'''
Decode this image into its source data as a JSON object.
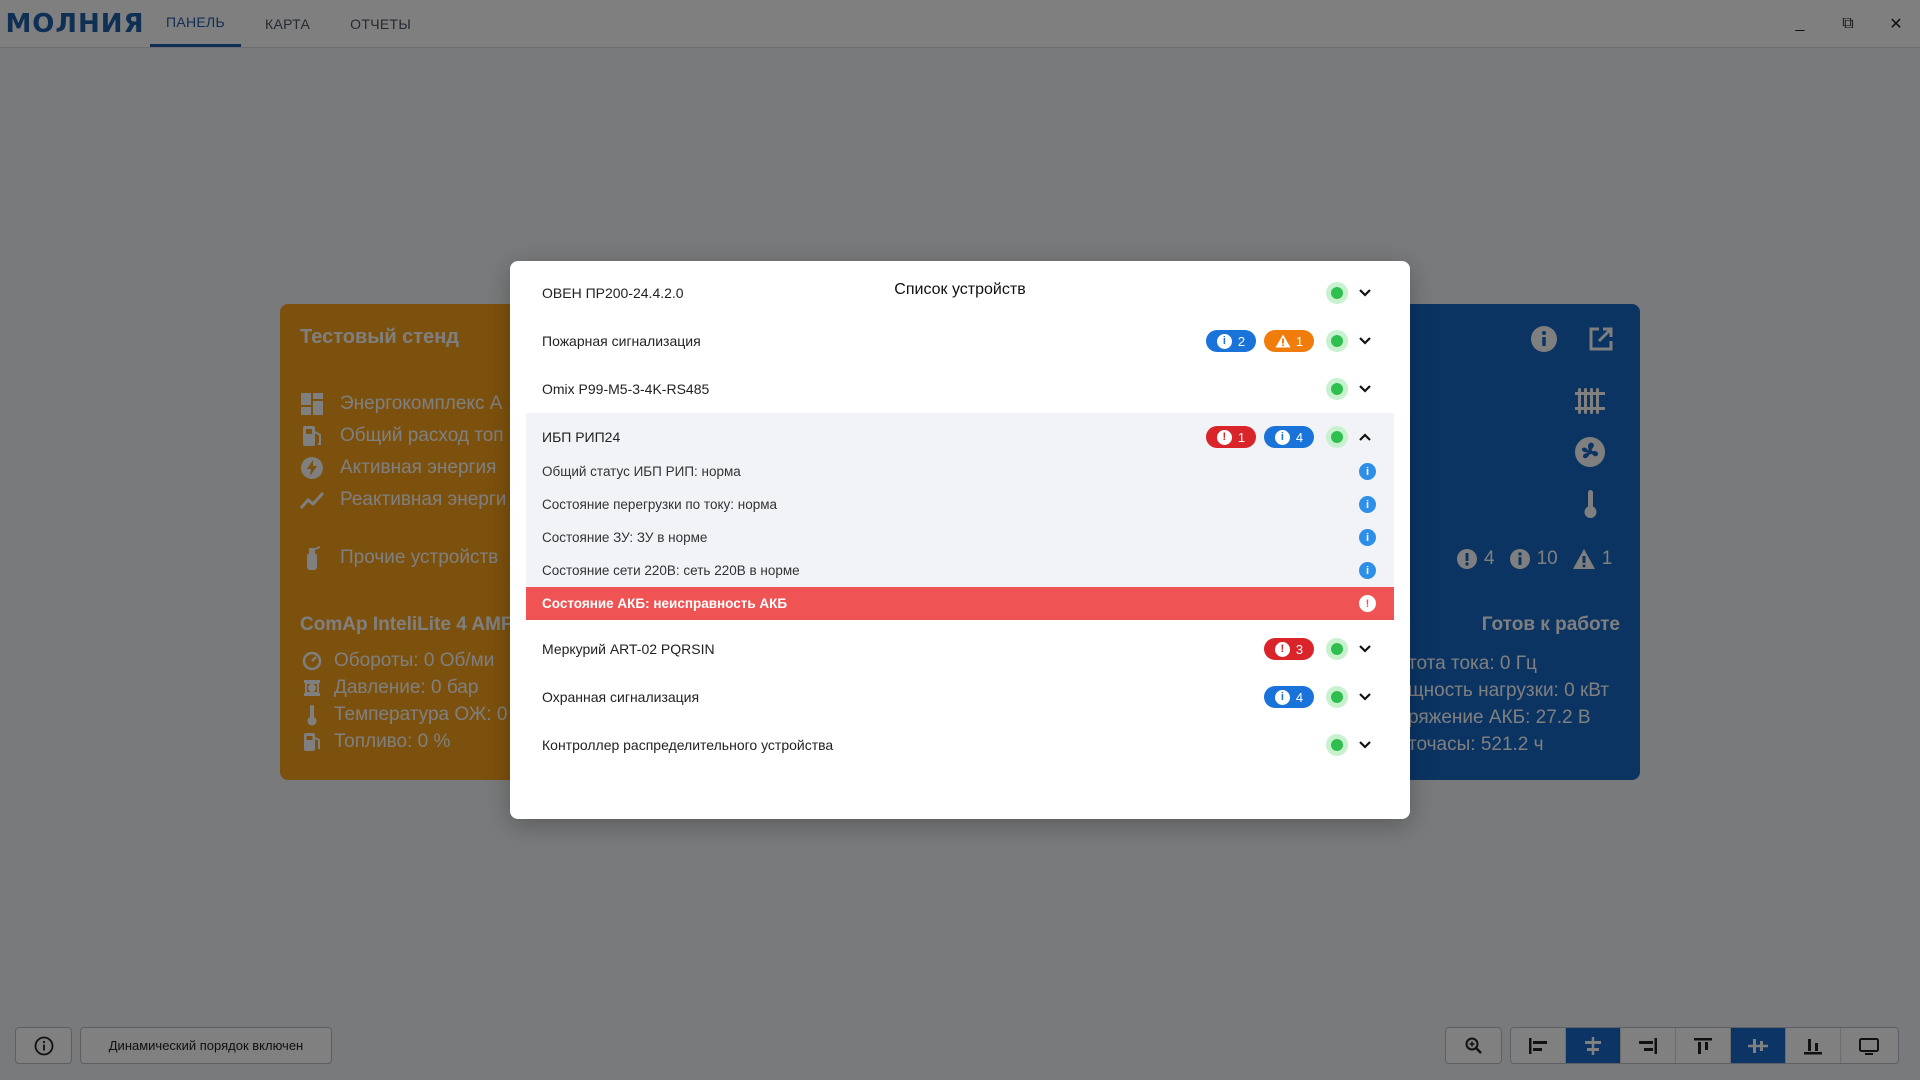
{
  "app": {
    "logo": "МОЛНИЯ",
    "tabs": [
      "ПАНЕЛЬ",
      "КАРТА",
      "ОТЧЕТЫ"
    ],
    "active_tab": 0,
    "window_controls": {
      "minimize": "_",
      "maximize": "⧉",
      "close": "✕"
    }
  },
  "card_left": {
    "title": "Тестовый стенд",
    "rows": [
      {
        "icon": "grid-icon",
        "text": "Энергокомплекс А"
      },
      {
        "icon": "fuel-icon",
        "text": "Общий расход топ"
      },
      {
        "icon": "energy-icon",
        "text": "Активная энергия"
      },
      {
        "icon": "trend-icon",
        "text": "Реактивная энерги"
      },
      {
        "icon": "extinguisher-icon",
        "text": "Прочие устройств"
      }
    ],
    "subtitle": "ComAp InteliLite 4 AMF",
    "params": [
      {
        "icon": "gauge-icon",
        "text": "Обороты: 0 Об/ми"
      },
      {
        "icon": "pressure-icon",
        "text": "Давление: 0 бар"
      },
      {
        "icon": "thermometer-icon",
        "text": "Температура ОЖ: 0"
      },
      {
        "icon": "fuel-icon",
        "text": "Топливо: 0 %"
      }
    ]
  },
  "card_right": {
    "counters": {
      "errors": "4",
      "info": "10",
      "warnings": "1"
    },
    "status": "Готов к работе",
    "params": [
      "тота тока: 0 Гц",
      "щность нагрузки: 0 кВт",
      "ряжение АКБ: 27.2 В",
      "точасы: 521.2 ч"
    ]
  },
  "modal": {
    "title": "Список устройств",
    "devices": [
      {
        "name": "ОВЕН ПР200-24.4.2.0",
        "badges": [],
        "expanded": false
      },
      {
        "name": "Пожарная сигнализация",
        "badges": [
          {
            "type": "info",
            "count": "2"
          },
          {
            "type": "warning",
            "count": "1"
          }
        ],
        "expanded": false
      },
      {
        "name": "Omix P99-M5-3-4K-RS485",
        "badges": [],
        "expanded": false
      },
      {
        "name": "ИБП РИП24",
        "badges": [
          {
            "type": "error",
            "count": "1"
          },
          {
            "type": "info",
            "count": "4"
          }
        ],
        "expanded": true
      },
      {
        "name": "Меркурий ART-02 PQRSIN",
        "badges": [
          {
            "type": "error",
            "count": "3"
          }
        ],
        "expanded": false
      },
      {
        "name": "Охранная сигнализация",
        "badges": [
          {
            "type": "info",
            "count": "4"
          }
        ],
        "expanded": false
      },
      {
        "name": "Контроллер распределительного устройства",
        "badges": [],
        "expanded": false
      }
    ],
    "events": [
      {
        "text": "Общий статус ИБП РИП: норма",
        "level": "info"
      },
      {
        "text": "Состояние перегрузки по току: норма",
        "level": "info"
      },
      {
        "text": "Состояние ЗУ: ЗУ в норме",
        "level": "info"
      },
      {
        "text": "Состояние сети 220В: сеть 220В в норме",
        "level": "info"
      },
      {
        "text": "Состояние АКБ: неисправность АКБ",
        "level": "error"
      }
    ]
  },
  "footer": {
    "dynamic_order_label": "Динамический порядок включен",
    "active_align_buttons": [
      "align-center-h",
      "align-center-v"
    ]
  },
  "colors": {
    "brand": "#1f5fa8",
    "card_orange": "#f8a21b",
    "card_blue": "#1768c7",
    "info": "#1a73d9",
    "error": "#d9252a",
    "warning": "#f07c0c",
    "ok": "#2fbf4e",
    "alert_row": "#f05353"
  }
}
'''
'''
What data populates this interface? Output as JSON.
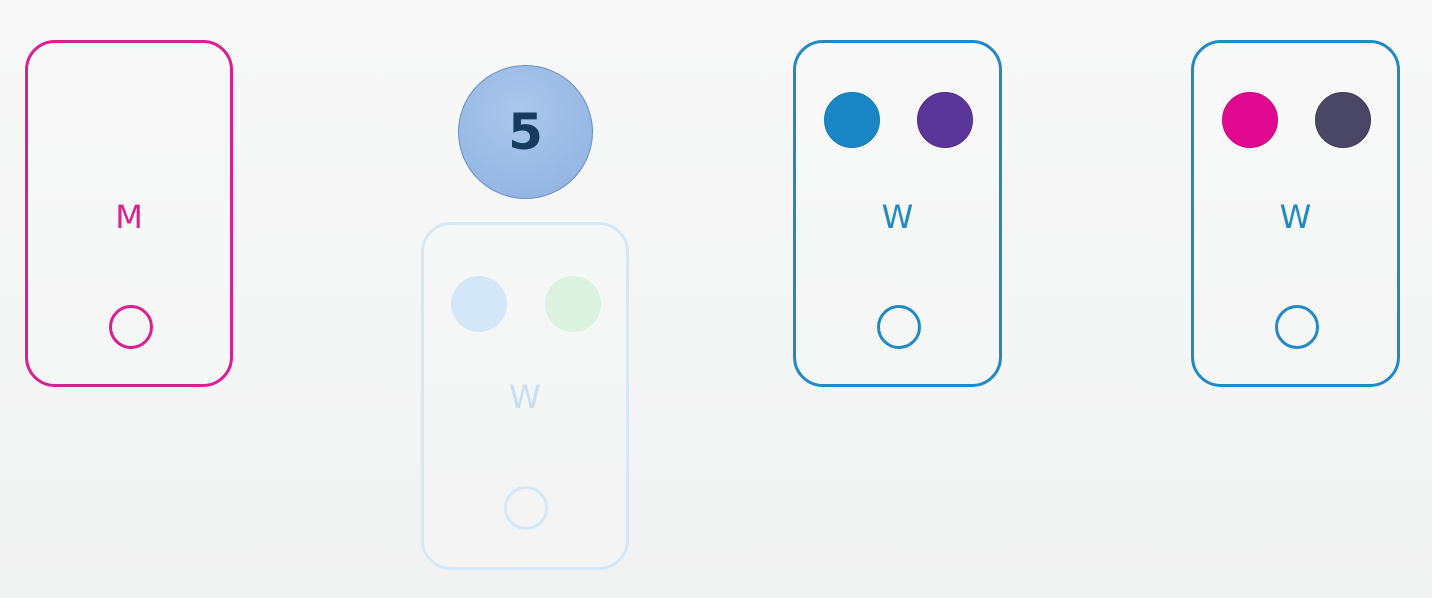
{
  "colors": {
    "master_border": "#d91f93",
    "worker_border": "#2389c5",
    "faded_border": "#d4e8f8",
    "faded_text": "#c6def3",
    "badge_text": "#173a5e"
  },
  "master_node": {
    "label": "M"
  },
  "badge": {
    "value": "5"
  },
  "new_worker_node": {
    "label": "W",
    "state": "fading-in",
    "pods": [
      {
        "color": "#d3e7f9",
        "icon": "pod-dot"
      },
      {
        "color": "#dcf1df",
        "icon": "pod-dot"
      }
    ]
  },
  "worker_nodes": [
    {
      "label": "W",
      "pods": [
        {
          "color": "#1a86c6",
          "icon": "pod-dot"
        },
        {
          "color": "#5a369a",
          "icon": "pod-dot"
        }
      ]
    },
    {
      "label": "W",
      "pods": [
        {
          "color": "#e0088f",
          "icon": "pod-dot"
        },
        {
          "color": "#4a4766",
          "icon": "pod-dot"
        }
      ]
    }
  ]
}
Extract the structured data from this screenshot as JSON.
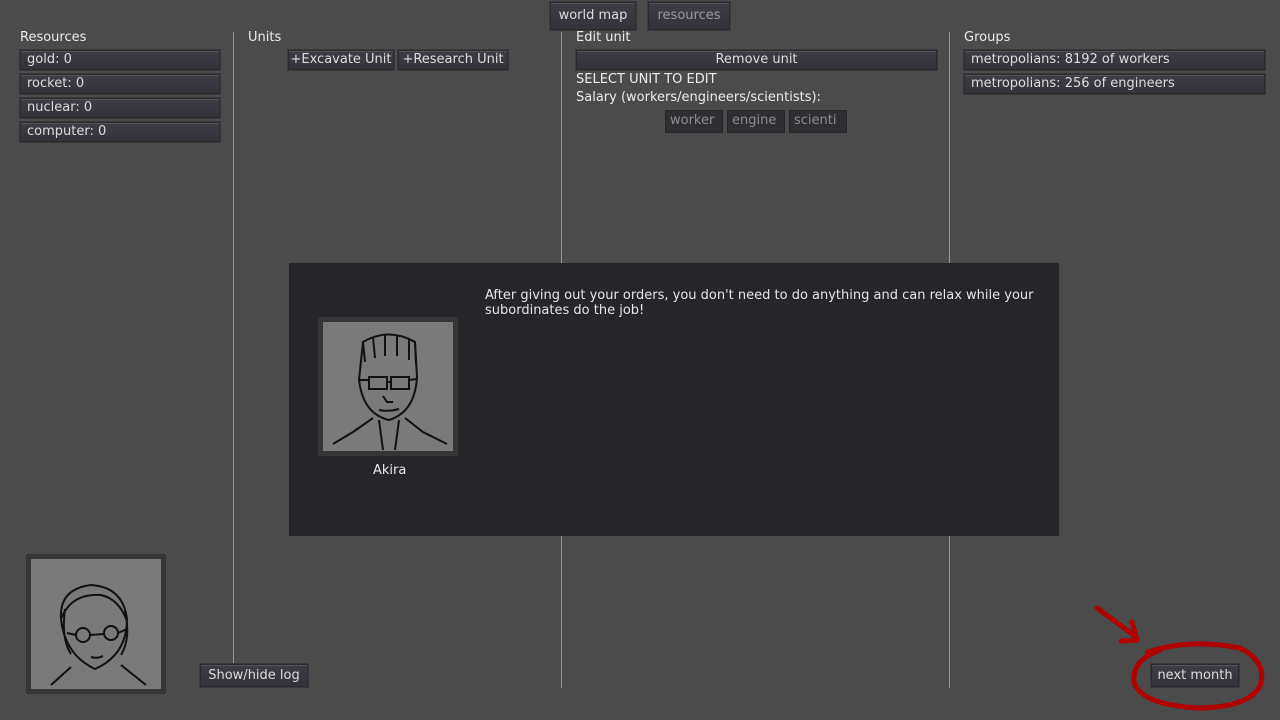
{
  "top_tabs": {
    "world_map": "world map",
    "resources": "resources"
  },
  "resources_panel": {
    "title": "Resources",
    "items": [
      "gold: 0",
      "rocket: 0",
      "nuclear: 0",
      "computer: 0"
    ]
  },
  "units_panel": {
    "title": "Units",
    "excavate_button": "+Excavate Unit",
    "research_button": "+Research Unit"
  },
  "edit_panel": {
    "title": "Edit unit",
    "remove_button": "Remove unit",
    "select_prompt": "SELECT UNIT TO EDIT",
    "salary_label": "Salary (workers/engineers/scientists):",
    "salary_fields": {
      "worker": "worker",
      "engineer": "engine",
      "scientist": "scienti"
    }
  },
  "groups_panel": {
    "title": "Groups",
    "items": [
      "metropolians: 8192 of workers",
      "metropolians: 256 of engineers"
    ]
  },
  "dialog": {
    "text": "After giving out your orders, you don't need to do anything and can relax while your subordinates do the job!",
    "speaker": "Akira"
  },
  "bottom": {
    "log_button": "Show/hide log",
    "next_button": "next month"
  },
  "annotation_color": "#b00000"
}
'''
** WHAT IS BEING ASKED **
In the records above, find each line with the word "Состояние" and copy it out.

** TASK OUTPUT **
        "text": "Состояние перегрузки по току: норма",
        "text": "Состояние ЗУ: ЗУ в норме",
        "text": "Состояние сети 220В: сеть 220В в норме",
        "text": "Состояние АКБ: неисправность АКБ",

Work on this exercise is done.